• Problem requirements: Scan the data below and copy each line where "interval" occurs.

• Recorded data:
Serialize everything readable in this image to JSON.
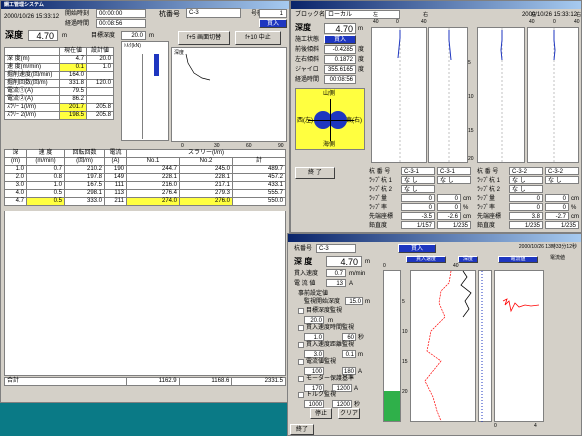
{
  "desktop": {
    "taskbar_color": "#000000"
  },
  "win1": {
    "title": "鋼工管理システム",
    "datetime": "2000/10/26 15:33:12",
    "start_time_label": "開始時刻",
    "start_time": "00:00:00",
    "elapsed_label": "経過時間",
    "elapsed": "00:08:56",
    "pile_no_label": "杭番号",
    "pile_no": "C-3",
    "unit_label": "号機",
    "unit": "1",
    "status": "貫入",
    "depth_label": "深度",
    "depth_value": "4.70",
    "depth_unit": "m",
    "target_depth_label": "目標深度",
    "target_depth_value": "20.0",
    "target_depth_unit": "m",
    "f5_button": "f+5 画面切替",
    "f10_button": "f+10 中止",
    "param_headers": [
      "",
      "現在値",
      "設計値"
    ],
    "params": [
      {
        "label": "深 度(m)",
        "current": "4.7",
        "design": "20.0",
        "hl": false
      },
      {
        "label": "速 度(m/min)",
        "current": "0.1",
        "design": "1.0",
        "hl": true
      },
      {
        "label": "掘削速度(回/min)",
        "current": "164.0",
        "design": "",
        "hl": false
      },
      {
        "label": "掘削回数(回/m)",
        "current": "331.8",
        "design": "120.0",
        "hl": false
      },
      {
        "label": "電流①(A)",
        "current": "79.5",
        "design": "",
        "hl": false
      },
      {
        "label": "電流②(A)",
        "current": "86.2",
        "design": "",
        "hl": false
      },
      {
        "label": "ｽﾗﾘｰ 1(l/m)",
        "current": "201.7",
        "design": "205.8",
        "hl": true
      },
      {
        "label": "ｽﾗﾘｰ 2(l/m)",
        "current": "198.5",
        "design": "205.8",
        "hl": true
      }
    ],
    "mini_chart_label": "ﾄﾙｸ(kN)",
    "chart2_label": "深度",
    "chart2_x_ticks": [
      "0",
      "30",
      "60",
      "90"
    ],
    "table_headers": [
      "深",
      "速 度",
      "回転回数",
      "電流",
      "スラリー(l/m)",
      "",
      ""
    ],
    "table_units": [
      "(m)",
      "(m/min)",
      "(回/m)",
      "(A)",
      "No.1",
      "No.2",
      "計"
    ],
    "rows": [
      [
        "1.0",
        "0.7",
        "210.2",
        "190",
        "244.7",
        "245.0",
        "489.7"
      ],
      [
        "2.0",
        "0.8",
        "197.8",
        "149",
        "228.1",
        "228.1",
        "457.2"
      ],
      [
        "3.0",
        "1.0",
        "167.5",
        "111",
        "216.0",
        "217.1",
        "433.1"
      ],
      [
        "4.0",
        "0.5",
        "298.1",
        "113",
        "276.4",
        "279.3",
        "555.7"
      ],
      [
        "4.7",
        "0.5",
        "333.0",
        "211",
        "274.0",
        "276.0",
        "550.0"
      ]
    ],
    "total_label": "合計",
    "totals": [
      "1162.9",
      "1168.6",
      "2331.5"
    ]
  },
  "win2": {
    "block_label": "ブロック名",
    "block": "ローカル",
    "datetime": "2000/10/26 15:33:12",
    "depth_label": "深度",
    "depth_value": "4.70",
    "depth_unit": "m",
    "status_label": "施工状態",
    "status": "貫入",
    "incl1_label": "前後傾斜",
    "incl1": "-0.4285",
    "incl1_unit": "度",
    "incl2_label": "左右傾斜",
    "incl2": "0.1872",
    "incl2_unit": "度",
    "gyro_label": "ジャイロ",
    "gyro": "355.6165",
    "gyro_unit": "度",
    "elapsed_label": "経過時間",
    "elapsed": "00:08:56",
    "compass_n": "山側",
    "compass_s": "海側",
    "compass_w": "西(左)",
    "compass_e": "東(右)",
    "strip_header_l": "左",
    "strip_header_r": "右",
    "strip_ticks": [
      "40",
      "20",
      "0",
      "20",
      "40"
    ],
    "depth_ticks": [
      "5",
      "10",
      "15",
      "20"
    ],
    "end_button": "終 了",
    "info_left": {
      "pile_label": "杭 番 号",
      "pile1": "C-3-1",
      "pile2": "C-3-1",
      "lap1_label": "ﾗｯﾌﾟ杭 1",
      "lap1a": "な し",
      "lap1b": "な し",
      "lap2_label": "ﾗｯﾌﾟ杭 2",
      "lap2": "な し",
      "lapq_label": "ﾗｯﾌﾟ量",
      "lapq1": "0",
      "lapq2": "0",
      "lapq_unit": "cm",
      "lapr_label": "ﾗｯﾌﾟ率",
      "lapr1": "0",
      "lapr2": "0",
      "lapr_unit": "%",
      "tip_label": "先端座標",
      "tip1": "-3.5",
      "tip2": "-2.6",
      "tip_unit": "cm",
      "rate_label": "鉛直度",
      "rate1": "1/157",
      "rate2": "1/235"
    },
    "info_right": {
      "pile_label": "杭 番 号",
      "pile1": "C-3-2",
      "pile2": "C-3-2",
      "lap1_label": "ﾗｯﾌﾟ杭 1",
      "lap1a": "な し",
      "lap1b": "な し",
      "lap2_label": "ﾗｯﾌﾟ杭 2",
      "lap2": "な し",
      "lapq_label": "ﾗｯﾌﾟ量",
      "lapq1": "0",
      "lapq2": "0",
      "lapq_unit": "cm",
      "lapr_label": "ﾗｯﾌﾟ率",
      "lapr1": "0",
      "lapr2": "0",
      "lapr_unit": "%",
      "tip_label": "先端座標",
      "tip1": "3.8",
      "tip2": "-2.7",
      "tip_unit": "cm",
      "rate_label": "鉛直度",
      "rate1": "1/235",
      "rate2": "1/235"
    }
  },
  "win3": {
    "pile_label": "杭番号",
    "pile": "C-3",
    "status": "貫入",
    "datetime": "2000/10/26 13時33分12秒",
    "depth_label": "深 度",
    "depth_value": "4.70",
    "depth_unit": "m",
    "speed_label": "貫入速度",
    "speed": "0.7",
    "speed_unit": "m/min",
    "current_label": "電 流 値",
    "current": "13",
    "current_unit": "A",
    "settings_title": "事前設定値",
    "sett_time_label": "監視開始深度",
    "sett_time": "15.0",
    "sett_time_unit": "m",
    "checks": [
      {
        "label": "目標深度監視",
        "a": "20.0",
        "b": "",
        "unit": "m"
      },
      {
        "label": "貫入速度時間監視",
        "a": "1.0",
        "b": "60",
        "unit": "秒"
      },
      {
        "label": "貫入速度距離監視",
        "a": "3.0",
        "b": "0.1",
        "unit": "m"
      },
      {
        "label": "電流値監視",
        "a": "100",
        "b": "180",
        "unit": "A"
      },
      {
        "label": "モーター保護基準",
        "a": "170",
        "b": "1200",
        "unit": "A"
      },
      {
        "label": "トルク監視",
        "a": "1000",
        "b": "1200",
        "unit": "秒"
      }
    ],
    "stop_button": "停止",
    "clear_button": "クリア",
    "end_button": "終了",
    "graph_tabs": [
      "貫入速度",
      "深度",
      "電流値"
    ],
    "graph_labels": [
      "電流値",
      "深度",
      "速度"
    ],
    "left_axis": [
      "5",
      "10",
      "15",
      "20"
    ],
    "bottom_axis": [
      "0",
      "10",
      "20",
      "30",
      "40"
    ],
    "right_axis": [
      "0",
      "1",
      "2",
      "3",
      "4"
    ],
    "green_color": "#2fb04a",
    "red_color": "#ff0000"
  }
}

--

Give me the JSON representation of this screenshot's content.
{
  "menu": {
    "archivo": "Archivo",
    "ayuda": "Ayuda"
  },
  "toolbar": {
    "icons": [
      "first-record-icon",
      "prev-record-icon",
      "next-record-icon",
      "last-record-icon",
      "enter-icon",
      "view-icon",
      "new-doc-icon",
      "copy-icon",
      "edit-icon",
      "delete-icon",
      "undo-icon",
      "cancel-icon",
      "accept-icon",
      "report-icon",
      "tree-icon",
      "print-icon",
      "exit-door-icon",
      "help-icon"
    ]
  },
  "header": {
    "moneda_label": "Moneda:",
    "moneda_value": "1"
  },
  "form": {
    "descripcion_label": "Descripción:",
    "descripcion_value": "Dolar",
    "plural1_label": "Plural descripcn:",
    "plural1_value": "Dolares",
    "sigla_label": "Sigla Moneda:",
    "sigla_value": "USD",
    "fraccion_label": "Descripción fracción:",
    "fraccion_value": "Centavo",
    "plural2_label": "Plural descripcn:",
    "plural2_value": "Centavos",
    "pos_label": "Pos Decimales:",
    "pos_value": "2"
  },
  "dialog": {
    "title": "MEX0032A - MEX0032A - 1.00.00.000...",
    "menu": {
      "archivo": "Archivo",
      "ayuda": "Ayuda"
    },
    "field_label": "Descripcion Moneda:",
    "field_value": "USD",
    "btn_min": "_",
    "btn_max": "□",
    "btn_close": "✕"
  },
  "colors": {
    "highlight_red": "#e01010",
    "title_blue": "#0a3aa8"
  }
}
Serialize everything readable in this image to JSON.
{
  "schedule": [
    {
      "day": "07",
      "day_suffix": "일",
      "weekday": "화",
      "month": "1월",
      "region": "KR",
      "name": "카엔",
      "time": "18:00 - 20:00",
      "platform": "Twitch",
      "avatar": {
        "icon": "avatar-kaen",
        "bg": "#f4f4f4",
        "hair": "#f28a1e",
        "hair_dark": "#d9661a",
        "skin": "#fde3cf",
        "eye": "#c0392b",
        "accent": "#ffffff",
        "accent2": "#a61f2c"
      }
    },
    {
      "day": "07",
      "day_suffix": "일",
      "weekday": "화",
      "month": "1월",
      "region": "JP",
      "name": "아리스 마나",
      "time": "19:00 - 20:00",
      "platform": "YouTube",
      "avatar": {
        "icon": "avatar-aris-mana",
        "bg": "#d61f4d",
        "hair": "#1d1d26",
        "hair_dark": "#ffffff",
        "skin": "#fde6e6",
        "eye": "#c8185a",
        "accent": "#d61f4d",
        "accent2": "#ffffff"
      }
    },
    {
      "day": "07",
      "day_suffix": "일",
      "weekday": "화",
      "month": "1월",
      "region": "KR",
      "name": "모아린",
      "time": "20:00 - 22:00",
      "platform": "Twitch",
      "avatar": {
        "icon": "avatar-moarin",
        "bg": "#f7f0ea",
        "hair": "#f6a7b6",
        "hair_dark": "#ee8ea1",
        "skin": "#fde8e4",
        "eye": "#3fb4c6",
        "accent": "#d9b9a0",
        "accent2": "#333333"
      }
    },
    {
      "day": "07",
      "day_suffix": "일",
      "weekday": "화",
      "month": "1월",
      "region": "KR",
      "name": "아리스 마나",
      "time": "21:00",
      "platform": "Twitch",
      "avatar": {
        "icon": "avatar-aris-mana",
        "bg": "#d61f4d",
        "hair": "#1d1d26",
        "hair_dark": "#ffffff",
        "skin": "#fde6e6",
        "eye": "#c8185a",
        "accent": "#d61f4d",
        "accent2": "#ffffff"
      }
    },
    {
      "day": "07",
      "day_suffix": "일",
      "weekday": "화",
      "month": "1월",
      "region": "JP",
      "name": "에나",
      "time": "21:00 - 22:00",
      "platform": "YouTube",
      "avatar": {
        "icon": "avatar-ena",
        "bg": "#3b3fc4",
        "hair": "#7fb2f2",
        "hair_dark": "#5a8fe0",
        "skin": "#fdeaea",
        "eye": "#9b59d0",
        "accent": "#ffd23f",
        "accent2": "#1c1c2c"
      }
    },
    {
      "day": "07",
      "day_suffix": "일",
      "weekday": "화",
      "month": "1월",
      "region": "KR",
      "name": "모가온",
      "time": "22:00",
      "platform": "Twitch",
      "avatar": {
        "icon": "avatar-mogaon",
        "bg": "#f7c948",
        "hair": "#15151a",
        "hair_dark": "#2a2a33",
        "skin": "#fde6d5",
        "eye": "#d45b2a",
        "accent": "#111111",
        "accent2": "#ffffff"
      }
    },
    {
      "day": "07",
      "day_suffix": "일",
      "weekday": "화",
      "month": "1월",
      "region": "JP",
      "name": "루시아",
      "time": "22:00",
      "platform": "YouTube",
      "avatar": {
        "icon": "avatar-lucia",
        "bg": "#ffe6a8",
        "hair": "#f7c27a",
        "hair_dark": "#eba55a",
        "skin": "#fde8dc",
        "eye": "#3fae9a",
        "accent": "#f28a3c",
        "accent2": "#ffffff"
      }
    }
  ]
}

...

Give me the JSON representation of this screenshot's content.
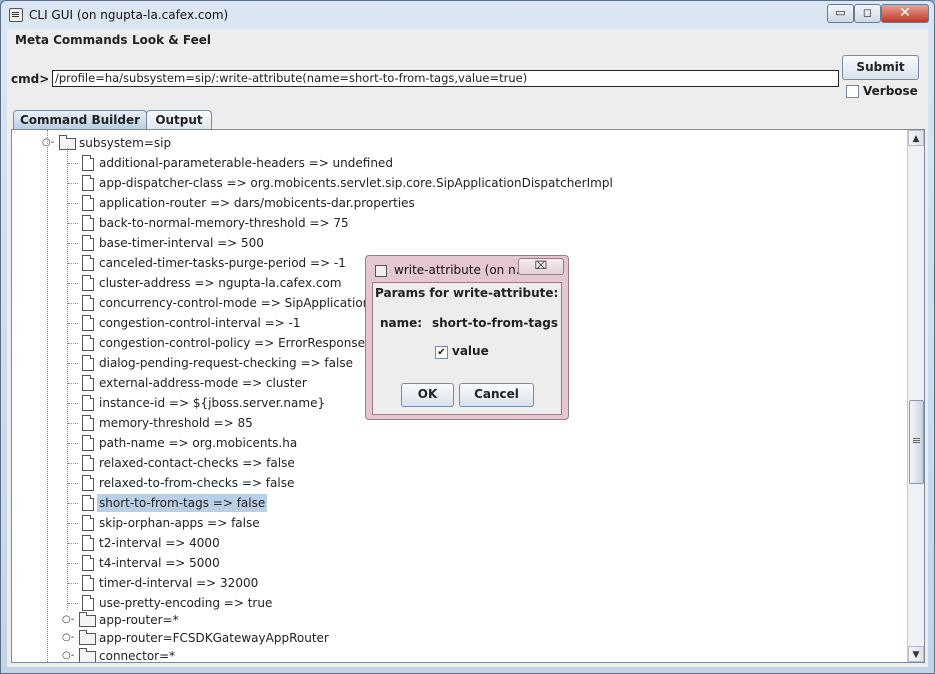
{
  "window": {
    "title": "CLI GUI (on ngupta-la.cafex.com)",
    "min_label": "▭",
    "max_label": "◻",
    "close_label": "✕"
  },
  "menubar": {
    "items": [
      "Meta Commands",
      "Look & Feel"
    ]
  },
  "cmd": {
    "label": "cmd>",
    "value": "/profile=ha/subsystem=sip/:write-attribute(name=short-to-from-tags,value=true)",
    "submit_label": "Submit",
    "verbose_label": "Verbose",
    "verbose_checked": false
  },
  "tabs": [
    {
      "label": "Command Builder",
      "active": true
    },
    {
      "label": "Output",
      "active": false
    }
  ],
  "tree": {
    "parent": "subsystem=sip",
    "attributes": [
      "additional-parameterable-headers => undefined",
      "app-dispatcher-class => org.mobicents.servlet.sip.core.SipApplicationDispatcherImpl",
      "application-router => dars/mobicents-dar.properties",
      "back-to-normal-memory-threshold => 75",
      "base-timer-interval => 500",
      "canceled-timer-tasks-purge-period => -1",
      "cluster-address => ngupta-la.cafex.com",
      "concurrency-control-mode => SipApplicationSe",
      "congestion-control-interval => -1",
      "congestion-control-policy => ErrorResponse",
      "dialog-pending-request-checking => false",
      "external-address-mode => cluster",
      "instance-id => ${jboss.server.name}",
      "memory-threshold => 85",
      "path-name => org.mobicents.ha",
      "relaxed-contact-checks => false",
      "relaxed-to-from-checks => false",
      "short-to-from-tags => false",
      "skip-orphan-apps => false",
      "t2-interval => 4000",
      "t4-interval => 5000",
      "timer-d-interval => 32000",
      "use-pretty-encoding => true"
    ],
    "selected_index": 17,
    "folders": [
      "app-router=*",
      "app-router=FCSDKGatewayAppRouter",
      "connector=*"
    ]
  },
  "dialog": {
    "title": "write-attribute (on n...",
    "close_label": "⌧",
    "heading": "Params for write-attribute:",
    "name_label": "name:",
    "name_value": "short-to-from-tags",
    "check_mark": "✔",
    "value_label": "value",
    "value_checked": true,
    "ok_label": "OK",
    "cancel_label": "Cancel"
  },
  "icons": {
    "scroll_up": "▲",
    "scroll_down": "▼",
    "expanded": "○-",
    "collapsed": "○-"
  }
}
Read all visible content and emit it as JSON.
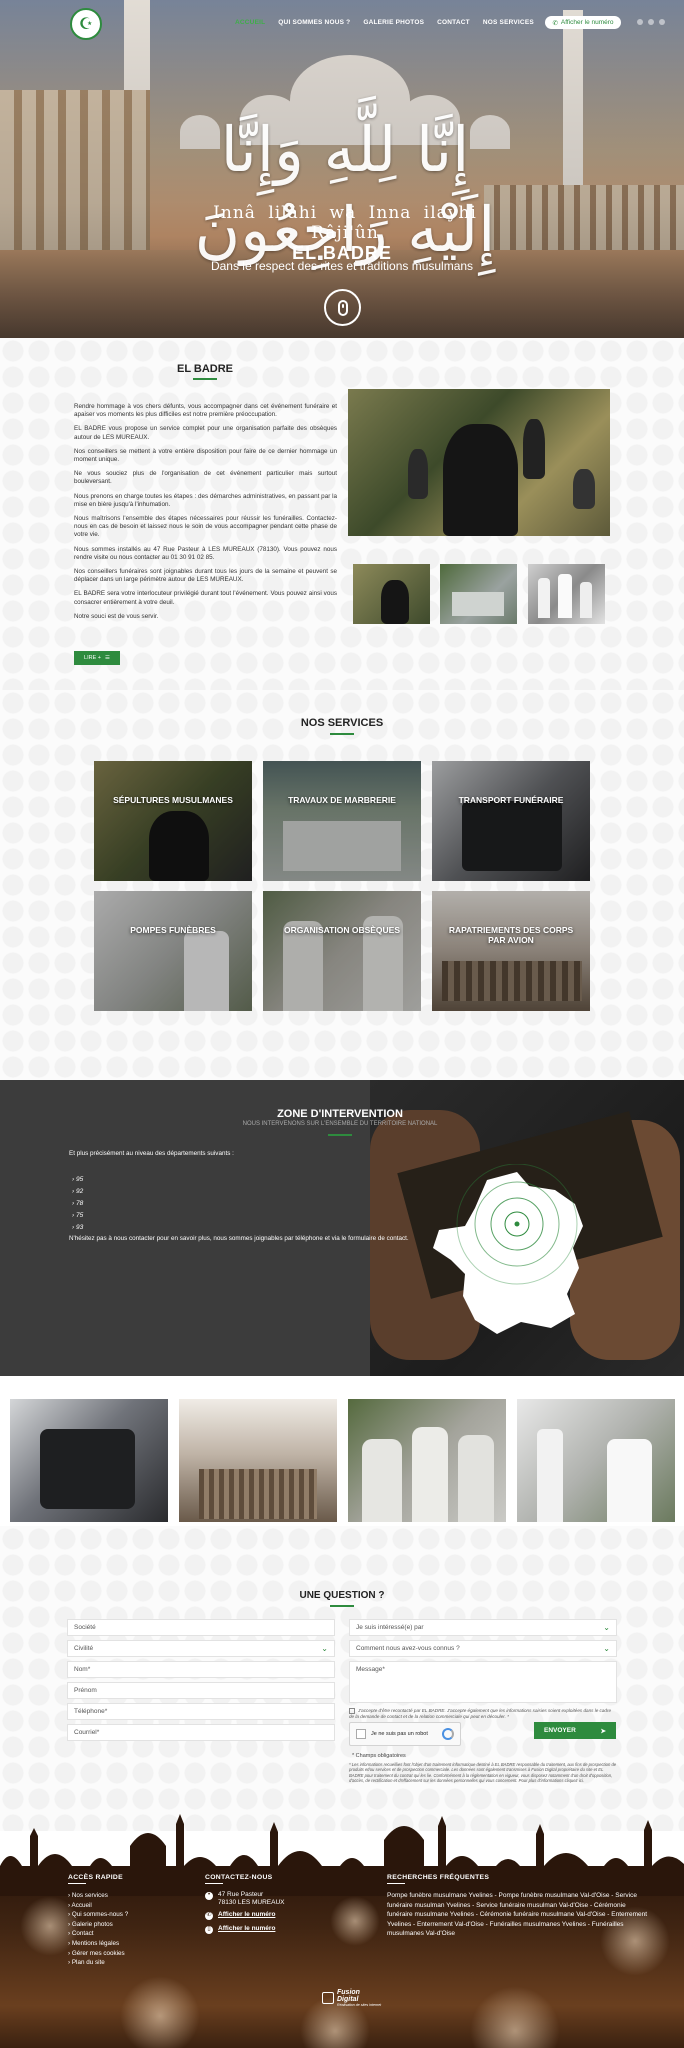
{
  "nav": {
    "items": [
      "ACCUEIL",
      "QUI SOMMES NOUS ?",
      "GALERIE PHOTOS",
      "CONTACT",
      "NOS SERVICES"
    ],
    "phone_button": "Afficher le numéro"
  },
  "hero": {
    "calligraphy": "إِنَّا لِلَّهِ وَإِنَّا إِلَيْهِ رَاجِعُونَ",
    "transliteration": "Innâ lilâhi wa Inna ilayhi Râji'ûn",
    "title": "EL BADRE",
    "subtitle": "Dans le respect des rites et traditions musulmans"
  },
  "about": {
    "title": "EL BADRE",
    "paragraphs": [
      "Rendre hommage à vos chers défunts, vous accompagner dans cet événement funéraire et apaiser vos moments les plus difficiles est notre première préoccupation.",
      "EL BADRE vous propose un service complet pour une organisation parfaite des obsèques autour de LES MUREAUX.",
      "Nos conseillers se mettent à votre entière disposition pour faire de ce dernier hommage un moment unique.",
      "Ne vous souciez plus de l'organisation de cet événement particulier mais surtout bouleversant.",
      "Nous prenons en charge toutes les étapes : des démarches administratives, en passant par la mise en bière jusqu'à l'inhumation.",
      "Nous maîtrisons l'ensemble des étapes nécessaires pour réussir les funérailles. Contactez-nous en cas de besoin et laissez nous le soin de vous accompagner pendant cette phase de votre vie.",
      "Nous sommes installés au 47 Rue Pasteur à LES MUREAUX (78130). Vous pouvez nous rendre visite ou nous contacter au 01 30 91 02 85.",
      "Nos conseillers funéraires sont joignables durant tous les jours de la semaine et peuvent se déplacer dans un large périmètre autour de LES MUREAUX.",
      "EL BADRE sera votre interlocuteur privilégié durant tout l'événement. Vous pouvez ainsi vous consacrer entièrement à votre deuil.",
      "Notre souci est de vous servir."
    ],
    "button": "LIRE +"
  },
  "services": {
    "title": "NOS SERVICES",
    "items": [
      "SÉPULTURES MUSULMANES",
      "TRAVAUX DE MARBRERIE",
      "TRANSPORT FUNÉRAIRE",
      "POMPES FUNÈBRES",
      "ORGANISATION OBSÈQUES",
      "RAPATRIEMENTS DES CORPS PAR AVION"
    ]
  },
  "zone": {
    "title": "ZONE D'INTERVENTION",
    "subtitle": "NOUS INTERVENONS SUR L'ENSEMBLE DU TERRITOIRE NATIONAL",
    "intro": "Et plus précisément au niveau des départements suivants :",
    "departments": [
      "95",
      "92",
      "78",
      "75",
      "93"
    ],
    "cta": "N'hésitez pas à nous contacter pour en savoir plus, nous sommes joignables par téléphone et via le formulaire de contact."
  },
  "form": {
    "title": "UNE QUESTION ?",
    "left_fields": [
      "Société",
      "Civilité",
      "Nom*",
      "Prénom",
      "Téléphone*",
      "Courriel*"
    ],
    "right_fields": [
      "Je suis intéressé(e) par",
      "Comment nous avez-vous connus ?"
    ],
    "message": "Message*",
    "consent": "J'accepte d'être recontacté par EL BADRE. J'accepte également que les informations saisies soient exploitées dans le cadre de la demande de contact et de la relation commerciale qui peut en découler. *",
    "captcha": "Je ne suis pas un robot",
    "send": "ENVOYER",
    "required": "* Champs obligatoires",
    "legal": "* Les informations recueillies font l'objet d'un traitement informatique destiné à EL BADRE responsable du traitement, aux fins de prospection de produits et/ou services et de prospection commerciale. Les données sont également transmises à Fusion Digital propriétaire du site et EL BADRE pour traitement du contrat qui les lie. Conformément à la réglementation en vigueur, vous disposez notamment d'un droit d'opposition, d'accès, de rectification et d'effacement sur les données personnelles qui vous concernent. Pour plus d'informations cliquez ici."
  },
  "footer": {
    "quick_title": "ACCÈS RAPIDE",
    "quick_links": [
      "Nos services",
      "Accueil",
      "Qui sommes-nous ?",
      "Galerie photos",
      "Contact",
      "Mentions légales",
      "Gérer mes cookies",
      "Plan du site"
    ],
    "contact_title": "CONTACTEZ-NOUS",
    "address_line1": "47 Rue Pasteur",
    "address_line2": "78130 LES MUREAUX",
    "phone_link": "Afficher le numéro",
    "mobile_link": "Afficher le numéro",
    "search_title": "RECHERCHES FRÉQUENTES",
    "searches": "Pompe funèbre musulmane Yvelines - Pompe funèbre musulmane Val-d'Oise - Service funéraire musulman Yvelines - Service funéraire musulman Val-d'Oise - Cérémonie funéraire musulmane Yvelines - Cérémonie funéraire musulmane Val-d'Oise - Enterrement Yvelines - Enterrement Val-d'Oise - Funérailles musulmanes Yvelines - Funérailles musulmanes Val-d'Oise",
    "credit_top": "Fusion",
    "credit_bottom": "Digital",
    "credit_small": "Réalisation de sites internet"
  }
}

• Output:
      "base-timer-interval => 500",
      "congestion-control-interval => -1",
      "t2-interval => 4000",
      "t4-interval => 5000",
      "timer-d-interval => 32000",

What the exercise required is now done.